  • because it's only going to be relevant to future years. Sixteen thousand times 15% is

  • a deferred tax liability is needed related to the property, plant, and equipment of $2400.

  • Next one which was a carryover from last year. I was the warranty liability. Now we've got

  • a warranty liability of only $9500. We have no warranty liability for tax because that

  • doesn't make any sense. You would never accrue a liability for tax purposes. How do we get

  • this value? Well, we just get it off the general ledger account if we had access to it, but

  • just how did we get to that point? Well, we had a warranty liability at the end of 2015

  • if you remember of $18,000. We spent in 2016 $8500, so the remaining warranty liability

  • balance at the end of 2016 is only $9500. The warranty liability timing difference is

  • zero minus a negative number, creates a positive number of $9500. This timing difference is

  • going to give rise to a deferred tax asset.

  • Times the future tax rate means we need a deferred tax asset for this remaining $9500

  • timing difference of 1425. Okay, so that's the 2 timing differences that we also had

  • last year, but we created 2 more timing differences this year. We have a restructuring liability.

  • If you look back to the temporary differences in the step one, current tax calculation,

  • we had a restructuring liability that we were not allowed to deduct for tax purposes. For

  • accounting purposes, the value is a $10,000 liability. For tax purposes, there's nothing

  • recorded. You're going to find that most things in the timing difference tax base column are

  • going to be zero for anything that's related to an accrual.

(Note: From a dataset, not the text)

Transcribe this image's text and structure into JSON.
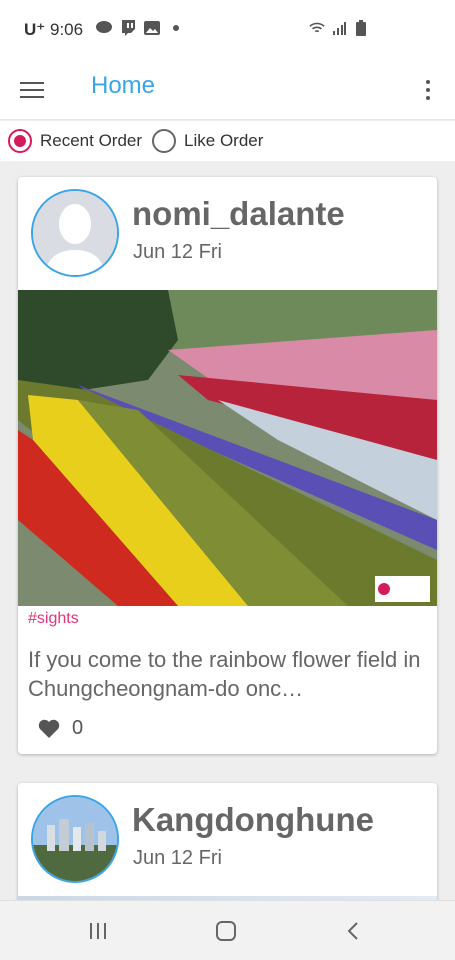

An accrual of an expense or

  • an accrual of a revenue, there's no such thing as accruals for most tax situations.

  • Most of the tax law is based on cash accounting, so that's why there'd be nothing really accrued,

  • no receivables and no liabilities. If you've got an asset, there certainly would be tangible

  • assets have a tax base and investments have a tax base. When we're talking about liabilities

  • and receivables, they usually don't have a tax base. The restructuring liability is zero

  • minus the negative number creates a positive number. We need a deferred tax asset for related

  • to this restructuring liability that was not deductible this year. In the future years,

  • we can deduct it for tax purposes. We'll make our taxes smaller, so that's why this is going

  • to create a deferred tax asset. Ten thousand times the future tax rate equals a deferred

  • tax asset is needed of $1500 on this item.

  • Then the 4th and the last timing difference we've got at the end of 2016 is a rent receivable.

  • We had accrued rent of $6000. We had a receivable sitting there on our balance sheet. Nothing

  • accrued for tax purposes, so there's no tax base value. Zero minus an asset is going to

  • create a negative $600 timing difference times a future tax rate. Says that we need a deferred

  • tax liability of $900, and that would make sense because in future years, we're going